A sex trafficking victim has spoken out about her horrifying ordeal in a warning to vulnerable girls, revealing how a predator used Facebook to lure her when she was just 15 years old.
The woman, 24, asked to remain anonymous and was too fearful even to reveal her face as she described her nightmare experience in an interview with 60 Minutes that aired on Sunday night.
She described how a trafficker used Facebook to gain her confidence before raping her and posting an ad on Backpage.com to sell her for sex to strangers.
The victim has a pending lawsuit against Facebook, accusing the company of failing to take steps against sex predators on its platform.

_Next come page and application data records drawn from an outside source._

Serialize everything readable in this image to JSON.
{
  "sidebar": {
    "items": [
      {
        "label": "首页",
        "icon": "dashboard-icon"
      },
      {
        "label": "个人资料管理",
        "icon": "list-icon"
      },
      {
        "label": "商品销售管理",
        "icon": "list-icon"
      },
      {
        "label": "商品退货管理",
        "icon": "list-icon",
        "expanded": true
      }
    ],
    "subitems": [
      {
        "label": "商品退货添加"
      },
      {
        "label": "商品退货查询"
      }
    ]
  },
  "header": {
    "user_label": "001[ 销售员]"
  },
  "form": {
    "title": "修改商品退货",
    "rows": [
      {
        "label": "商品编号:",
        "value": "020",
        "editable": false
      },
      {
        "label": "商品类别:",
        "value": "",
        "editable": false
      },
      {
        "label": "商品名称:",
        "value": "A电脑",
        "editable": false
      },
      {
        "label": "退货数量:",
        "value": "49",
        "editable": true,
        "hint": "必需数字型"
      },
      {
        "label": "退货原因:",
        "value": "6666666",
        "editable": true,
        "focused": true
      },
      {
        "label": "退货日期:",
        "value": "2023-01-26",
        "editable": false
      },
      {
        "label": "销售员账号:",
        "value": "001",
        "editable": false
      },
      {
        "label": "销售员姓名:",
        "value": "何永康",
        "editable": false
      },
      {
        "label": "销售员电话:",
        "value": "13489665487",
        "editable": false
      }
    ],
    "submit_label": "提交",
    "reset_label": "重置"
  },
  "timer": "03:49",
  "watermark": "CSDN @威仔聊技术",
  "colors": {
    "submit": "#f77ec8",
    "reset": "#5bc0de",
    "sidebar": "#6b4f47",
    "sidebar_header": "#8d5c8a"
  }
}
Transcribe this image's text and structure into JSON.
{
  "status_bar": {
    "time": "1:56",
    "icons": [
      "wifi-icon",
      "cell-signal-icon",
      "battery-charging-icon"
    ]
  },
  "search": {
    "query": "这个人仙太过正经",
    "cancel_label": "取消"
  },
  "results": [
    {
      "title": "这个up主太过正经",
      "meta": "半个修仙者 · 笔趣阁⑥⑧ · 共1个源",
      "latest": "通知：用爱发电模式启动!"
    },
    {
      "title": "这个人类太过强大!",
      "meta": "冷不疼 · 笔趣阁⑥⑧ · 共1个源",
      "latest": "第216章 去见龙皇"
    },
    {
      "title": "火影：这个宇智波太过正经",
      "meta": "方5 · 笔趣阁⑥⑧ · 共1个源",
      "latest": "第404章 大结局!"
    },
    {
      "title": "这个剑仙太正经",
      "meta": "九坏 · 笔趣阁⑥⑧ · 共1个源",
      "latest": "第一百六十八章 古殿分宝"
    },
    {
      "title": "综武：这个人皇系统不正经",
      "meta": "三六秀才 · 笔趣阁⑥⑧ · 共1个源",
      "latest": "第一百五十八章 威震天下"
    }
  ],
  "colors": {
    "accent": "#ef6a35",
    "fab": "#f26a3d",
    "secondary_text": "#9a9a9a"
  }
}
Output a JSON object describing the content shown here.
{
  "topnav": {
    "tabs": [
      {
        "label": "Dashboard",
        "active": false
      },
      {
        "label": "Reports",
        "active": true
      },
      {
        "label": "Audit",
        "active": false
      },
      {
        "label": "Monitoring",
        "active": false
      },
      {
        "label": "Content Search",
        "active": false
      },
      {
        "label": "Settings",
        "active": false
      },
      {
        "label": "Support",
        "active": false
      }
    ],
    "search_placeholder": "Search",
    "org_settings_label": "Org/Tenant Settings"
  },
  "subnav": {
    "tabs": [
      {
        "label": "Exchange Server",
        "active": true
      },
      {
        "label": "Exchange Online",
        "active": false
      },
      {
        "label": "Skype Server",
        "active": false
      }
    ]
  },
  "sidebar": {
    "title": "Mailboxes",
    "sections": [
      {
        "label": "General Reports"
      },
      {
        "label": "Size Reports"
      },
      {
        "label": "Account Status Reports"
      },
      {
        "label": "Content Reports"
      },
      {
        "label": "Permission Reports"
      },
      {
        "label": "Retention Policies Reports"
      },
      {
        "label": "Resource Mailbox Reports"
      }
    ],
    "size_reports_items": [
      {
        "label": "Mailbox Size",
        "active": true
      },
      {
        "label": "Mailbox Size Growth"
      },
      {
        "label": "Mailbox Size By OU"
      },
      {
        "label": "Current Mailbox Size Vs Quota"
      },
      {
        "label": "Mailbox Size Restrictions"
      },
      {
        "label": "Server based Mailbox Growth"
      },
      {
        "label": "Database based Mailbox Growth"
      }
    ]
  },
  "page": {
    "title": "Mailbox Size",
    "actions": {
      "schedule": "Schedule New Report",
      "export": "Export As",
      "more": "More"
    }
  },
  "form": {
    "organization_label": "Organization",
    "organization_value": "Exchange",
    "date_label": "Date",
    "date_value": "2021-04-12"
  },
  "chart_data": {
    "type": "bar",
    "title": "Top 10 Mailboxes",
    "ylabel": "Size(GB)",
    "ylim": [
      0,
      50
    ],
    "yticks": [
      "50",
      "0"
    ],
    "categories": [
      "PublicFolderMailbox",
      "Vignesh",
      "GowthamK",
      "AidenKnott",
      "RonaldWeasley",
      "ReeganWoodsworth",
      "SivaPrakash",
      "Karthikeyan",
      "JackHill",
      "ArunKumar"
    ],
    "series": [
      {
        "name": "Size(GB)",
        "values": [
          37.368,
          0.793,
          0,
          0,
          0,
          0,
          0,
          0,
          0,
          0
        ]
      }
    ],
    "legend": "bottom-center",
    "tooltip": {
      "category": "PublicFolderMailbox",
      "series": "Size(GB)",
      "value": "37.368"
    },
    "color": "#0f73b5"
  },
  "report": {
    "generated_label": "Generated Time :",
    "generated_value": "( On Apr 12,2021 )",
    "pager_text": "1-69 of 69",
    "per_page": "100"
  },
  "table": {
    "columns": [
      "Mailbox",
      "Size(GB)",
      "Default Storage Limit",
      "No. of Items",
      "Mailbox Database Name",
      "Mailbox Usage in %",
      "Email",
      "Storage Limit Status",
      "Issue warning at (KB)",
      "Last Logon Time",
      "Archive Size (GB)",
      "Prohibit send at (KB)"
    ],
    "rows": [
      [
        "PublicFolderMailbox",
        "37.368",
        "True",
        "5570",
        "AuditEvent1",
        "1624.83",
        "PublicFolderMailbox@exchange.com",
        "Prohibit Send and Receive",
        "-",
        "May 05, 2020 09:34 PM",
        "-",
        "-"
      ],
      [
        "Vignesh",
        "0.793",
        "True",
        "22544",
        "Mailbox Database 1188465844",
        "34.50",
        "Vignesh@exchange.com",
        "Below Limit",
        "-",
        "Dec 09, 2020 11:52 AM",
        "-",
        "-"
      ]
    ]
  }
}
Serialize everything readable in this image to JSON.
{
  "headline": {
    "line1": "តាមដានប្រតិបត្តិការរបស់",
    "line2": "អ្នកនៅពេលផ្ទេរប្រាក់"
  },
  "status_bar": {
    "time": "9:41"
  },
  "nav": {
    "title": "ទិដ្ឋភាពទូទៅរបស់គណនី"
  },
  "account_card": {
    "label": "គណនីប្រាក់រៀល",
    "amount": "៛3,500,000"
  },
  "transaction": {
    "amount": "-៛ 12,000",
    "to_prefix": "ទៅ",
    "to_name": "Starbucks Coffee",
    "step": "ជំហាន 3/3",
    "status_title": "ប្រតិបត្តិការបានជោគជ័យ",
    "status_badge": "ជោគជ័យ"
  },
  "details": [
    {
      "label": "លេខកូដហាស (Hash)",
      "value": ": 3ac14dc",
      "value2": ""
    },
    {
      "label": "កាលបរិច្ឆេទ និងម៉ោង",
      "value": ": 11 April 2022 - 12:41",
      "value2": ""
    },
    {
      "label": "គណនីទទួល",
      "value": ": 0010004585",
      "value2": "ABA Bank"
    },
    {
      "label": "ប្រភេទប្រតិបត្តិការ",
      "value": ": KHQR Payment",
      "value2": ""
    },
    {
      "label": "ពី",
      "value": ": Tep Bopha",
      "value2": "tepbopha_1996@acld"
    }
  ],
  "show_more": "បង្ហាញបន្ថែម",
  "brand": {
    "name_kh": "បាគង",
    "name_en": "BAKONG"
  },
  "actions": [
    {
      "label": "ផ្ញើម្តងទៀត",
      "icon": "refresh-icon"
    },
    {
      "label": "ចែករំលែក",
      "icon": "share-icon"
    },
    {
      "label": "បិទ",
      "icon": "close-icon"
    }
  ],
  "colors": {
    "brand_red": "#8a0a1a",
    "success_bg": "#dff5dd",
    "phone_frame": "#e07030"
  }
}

A Facebook spokesman told DailyMail.com that the company takes strong measures to thwart sex trafficking.
A sex trafficking victim has spoken out about her horrifying ordeal in a warning to vulnerable girls, revealing how a predator used Facebook to lure her when she was just 15 years old
The victim has a pending lawsuit against Facebook, accusing the company of failing to take steps against sex predators on its platform. Facebook’s headquarters are seen in a file photo
Clearly overcome with emotion, the woman known only as Jane Doe struggled to compose herself and share her ordeal in the 60 Minutes interview.
‘I don’t think I can do this,’ she told correspondent Laurie Segall before getting up to leave the interview. Moments later, Doe sat down and agreed to continue.
In 2012, the young woman was just 15 and living with her mother in Texas when she got a friend request from someone she believed was her own age.
‘I wanted to have all my friends on Facebook,’ the woman recalled.
In reality, her new online friend was a sex trafficker in disguise, using a fake account.
The predator groomed her over Facebook, telling her that she was beautiful and offering to pay her $2,000 a week to work as a model.
‘He waited until I got into an argument with my mother,’ she recalled. ‘And I just wanted to go. So I was feeling like the best option was to go make $2,000 being a model.’
The sex predator picked her up at her home and drove her to a hotel to take ‘modeling photos’ — but Jane Doe quickly realized that something was horribly wrong.
60 Minutes correspondent Laurie Segall (above) interviewed the sex trafficking survivor
‘I was basically like, “These are not modeling pictures.” I was half naked, I’m in a bra and panties, and I told him, I want to go home, I don’t want to be here,’ she said.
‘And as soon as I said that, I got hit,’ she added. The predator then raped the teen girl, before taking explicit photos of her and posting them on Backpage.com, which was then the nation’s largest online marketplace for prostitution.
Responses to the ad flooded in, and over the course of 12 hours, the trafficker allowed numerous strangers to rape the underage girl as he collected the money, the traumatized victim revealed.
Eventually, the girl was able to gain access to her cell phone and called her mother, who immediately alerted police.
The sex trafficker and another rapist were arrested on the scene, and later sentenced to multiple decades in prison after the victim bravely took the stand to testify against them.
The news program didn’t names the perpetrators and didn’t give enough detail for their crimes to be traceable to public records.
Jane Doe described how a trafficker used Facebook to gain her confidence before raping her and posting an ad on Backpage.com to sell her for sex to strangers
Backpage.com was seized by federal authorities in 2018 after an investigation revealed that it had become a hub of illegal prostitution, often involving minors.
Now, Jane Doe is suing Facebook in a case that could go all the way to the Supreme Court, alleging that the social media company doesn’t do enough to stop sex trafficking on its platform.
‘It’s unbelievable to me, it’s unimaginable. I never thought that at 24 I’d be suing Facebook,’ she told 60 Minutes.
In a statement to DailyMail.com, a Facebook spokesman said: ‘Human trafficking is abhorrent and is not allowed on Facebook.’
‘We use technology to thwart this kind of abuse and we encourage people to use the reporting links found across our site so that our team of experts can review the content swiftly,’ the spokesman added.
‘Facebook also works closely with anti-trafficking organizations and other technology companies, and we report all apparent instances of child sexual exploitation to the National Center for Missing and Exploited Children,’ he said.
Federal officials have estimated that up to 100,000 minors are trafficked for sex in the U.S. every year. In 2019, an estimated 40 percent of them were victimized after initially meeting the traffickers online.